Kyiv and West decry Russia’s claim to sovereignty over Ukrainian regions

‘We are ready for dialogue with Russia, but with another president’ as talks with Putin impossible, says Zelenskiy

Russia has officially laid claim to sovereignty over four partly occupied regions of Ukraine, provoking derision from western powers and prompting Kyiv to submit a formal bid to join Nato as soon as possible.

Russian president Vladimir Putin signed annexation documents with Moscow-appointed leaders of the Donetsk, Luhansk, Kherson and Zaporizhzhia regions who staged sham “referendums” on the issue last week, in what he called part of “the great liberation mission of our people”.

“History has called us to the battlefield to fight for our people, for great historic Russia, for future generations,” Mr Putin said before a Kremlin audience of officials, vowing that residents of the annexed areas would be “our compatriots forever” and that Moscow would fight for them with “all our strength and all our means”.

He did not make reference to Russia’s nuclear arsenal, which he has recently threatened to use, but he accused the US of setting a “precedent” in bombing Hiroshima and Nagasaki at the end of the second World War.

Map showing the four regions in Ukraine that Russia says it will annex following referendums in Donetsk, Luhansk, Kherson and Zaporizhia

Russia’s military does not control the entirety of any of the four regions, however, and western states and top United Nations officials have denounced Mr Putin’s annexation bid as an escalation of his war against Ukraine and a breach of international law.

“The United States condemns Russia’s fraudulent attempt today to annex sovereign Ukrainian territory. Russia is violating international law, trampling on the United Nations Charter, and showing its contempt for peaceful nations everywhere,” said US president Joe Biden.

“We will continue to provide Ukraine with the equipment it needs to defend itself, undeterred by Russia’s brazen effort to redraw the borders of its neighbour. And I look forward to signing legislation ... that will provide an additional $12 billion (€12.25bn) to support Ukraine.”

Washington also imposed fresh sanctions on hundreds of Russian individuals and companies, including officials, their spouses and adult children, and companies that support Russia’s military supply chains.

“By wilfully undermining the rules-based international order and blatantly violating the fundamental rights of Ukraine to independence, sovereignty and territorial integrity ... Russia is putting global security at risk,” members of the European Council said in a statement.

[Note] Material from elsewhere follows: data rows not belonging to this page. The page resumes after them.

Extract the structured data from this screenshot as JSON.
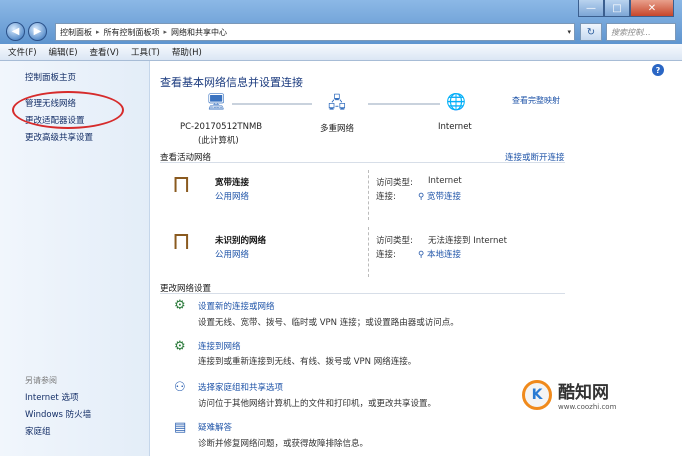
{
  "window": {
    "minimize": "—",
    "maximize": "□",
    "close": "✕"
  },
  "nav": {
    "back": "◀",
    "forward": "▶"
  },
  "address": {
    "crumbs": [
      "控制面板",
      "所有控制面板项",
      "网络和共享中心"
    ],
    "sep": "▸",
    "dropdown": "▾",
    "refresh": "↻",
    "search_placeholder": "搜索控制..."
  },
  "menu": [
    "文件(F)",
    "编辑(E)",
    "查看(V)",
    "工具(T)",
    "帮助(H)"
  ],
  "sidebar": {
    "home": "控制面板主页",
    "items": [
      "管理无线网络",
      "更改适配器设置",
      "更改高级共享设置"
    ],
    "see_also_head": "另请参阅",
    "see_also": [
      "Internet 选项",
      "Windows 防火墙",
      "家庭组"
    ]
  },
  "main": {
    "title": "查看基本网络信息并设置连接",
    "view_map": "查看完整映射",
    "nodes": [
      {
        "icon": "computer-icon",
        "label": "PC-20170512TNMB",
        "sub": "(此计算机)"
      },
      {
        "icon": "multi-network-icon",
        "label": "多重网络",
        "sub": ""
      },
      {
        "icon": "globe-icon",
        "label": "Internet",
        "sub": ""
      }
    ],
    "active_title": "查看活动网络",
    "connect_link": "连接或断开连接",
    "networks": [
      {
        "name": "宽带连接",
        "type": "公用网络",
        "access_label": "访问类型:",
        "access": "Internet",
        "conn_label": "连接:",
        "conn": "宽带连接"
      },
      {
        "name": "未识别的网络",
        "type": "公用网络",
        "access_label": "访问类型:",
        "access": "无法连接到 Internet",
        "conn_label": "连接:",
        "conn": "本地连接"
      }
    ],
    "change_title": "更改网络设置",
    "tasks": [
      {
        "title": "设置新的连接或网络",
        "desc": "设置无线、宽带、拨号、临时或 VPN 连接；或设置路由器或访问点。"
      },
      {
        "title": "连接到网络",
        "desc": "连接到或重新连接到无线、有线、拨号或 VPN 网络连接。"
      },
      {
        "title": "选择家庭组和共享选项",
        "desc": "访问位于其他网络计算机上的文件和打印机，或更改共享设置。"
      },
      {
        "title": "疑难解答",
        "desc": "诊断并修复网络问题，或获得故障排除信息。"
      }
    ]
  },
  "watermark": {
    "logo": "K",
    "name": "酷知网",
    "url": "www.coozhi.com"
  },
  "colors": {
    "link": "#1f54a8",
    "highlight_circle": "#d62b2b",
    "accent": "#f08a1c"
  }
}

“We will never recognise this illegal annexation. These decisions are null and void and cannot produce any legal effect whatsoever ... Ukraine is exercising its legitimate right to defend itself against the Russian aggression to regain full control of its territory and has the right to liberate occupied territories within its internationally recognised borders.”

‘Murders, torture, blackmail and lies’

Shortly after Mr Putin finished a speech in which he claimed Russia was heroically defending itself from a West that wants to destroy it and subjugate its people, Ukrainian president Volodymyr Zelenskiy said his country was protecting the West from a Russia that “wants to rewrite history and redraw borders with murders, torture, blackmail and lies”.

“De facto, we have already completed our path to Nato. De facto, we have already proven interoperability with the alliance’s standards, they are real for Ukraine — real on the battlefield and in all aspects of our co-operation,” he said.

“We trust each other, we help each other and we protect each other. This is what the alliance is. De facto. Today, Ukraine is applying to make it de jure ... under an accelerated procedure.”

Mr Zelenskiy also said talks with Mr Putin would be impossible: “We are ready for dialogue with Russia, but with another president of Russia.”

As the Kremlin ceremony took place, Ukrainian officials said a large number of Russian soldiers were all but surrounded in the strategic transport hub of Lyman in the north of Donetsk region, which Kyiv’s forces advanced upon after routing Moscow’s troops in the neighbouring Kharkiv province.

In one of the single deadliest incidents for civilians since Russia launched its full-scale war in February, at least 25 people were killed and 50 injured on Friday when missiles hit cars waiting to enter occupied territory on the outskirts of the Kyiv-held city of Zaporizhzhia.

Daniel McLaughlin

Daniel McLaughlin

Daniel McLaughlin is a contributor to The Irish Times from central and eastern Europe